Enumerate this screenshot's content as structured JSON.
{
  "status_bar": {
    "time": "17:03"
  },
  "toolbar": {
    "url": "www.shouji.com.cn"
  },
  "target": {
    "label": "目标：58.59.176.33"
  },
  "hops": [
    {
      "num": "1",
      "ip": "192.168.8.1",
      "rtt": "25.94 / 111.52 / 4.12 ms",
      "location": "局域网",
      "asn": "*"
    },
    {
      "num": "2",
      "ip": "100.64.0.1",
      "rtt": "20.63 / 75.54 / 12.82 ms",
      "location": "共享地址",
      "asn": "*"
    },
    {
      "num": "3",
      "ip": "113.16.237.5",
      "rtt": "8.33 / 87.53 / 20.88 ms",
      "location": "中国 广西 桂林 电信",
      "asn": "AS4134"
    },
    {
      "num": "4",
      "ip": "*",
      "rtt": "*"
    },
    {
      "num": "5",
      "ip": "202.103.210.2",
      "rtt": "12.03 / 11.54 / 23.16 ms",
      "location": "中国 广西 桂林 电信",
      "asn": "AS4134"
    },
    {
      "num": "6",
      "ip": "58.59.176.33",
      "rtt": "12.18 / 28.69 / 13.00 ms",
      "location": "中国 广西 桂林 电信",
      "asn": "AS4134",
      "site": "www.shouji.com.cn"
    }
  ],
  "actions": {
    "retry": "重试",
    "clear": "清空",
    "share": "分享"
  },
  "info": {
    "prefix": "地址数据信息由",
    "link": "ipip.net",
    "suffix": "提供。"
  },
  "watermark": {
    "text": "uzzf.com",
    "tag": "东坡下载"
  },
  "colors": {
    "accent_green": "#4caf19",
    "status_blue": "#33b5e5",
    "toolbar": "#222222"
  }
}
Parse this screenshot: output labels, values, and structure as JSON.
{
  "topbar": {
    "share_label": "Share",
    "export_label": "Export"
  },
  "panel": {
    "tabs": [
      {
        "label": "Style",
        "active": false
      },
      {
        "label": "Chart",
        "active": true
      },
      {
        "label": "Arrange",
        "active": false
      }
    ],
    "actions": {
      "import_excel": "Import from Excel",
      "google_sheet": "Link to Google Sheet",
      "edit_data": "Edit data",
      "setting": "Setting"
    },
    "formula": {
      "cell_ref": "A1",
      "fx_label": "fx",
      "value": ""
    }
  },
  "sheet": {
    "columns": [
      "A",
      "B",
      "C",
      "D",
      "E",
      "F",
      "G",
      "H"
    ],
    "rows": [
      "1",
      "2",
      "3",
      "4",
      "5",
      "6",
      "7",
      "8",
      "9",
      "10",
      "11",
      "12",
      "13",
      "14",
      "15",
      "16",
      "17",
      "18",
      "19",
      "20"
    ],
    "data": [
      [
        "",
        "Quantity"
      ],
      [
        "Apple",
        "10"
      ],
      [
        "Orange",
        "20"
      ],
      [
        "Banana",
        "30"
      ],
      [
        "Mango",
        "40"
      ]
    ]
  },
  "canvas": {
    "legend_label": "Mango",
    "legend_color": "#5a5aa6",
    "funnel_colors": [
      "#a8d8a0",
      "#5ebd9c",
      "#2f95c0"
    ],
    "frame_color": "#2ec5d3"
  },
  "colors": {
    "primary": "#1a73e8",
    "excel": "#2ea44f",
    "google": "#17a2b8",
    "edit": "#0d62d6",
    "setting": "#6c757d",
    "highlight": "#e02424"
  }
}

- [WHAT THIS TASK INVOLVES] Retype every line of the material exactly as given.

- [YOUR RESPONSE]
Enumerate this screenshot's content as structured JSON.
{
  "status_bar": {
    "time": "17:03"
  },
  "toolbar": {
    "url": "www.shouji.com.cn"
  },
  "target": {
    "label": "目标：58.59.176.33"
  },
  "hops": [
    {
      "num": "1",
      "ip": "192.168.8.1",
      "rtt": "25.94 / 111.52 / 4.12 ms",
      "location": "局域网",
      "asn": "*"
    },
    {
      "num": "2",
      "ip": "100.64.0.1",
      "rtt": "20.63 / 75.54 / 12.82 ms",
      "location": "共享地址",
      "asn": "*"
    },
    {
      "num": "3",
      "ip": "113.16.237.5",
      "rtt": "8.33 / 87.53 / 20.88 ms",
      "location": "中国 广西 桂林 电信",
      "asn": "AS4134"
    },
    {
      "num": "4",
      "ip": "*",
      "rtt": "*"
    },
    {
      "num": "5",
      "ip": "202.103.210.2",
      "rtt": "12.03 / 11.54 / 23.16 ms",
      "location": "中国 广西 桂林 电信",
      "asn": "AS4134"
    },
    {
      "num": "6",
      "ip": "58.59.176.33",
      "rtt": "12.18 / 28.69 / 13.00 ms",
      "location": "中国 广西 桂林 电信",
      "asn": "AS4134",
      "site": "www.shouji.com.cn"
    }
  ],
  "actions": {
    "retry": "重试",
    "clear": "清空",
    "share": "分享"
  },
  "info": {
    "prefix": "地址数据信息由",
    "link": "ipip.net",
    "suffix": "提供。"
  },
  "watermark": {
    "text": "uzzf.com",
    "tag": "东坡下载"
  },
  "colors": {
    "accent_green": "#4caf19",
    "status_blue": "#33b5e5",
    "toolbar": "#222222"
  }
}
Parse this screenshot: output labels, values, and structure as JSON.
{
  "topbar": {
    "share_label": "Share",
    "export_label": "Export"
  },
  "panel": {
    "tabs": [
      {
        "label": "Style",
        "active": false
      },
      {
        "label": "Chart",
        "active": true
      },
      {
        "label": "Arrange",
        "active": false
      }
    ],
    "actions": {
      "import_excel": "Import from Excel",
      "google_sheet": "Link to Google Sheet",
      "edit_data": "Edit data",
      "setting": "Setting"
    },
    "formula": {
      "cell_ref": "A1",
      "fx_label": "fx",
      "value": ""
    }
  },
  "sheet": {
    "columns": [
      "A",
      "B",
      "C",
      "D",
      "E",
      "F",
      "G",
      "H"
    ],
    "rows": [
      "1",
      "2",
      "3",
      "4",
      "5",
      "6",
      "7",
      "8",
      "9",
      "10",
      "11",
      "12",
      "13",
      "14",
      "15",
      "16",
      "17",
      "18",
      "19",
      "20"
    ],
    "data": [
      [
        "",
        "Quantity"
      ],
      [
        "Apple",
        "10"
      ],
      [
        "Orange",
        "20"
      ],
      [
        "Banana",
        "30"
      ],
      [
        "Mango",
        "40"
      ]
    ]
  },
  "canvas": {
    "legend_label": "Mango",
    "legend_color": "#5a5aa6",
    "funnel_colors": [
      "#a8d8a0",
      "#5ebd9c",
      "#2f95c0"
    ],
    "frame_color": "#2ec5d3"
  },
  "colors": {
    "primary": "#1a73e8",
    "excel": "#2ea44f",
    "google": "#17a2b8",
    "edit": "#0d62d6",
    "setting": "#6c757d",
    "highlight": "#e02424"
  }
}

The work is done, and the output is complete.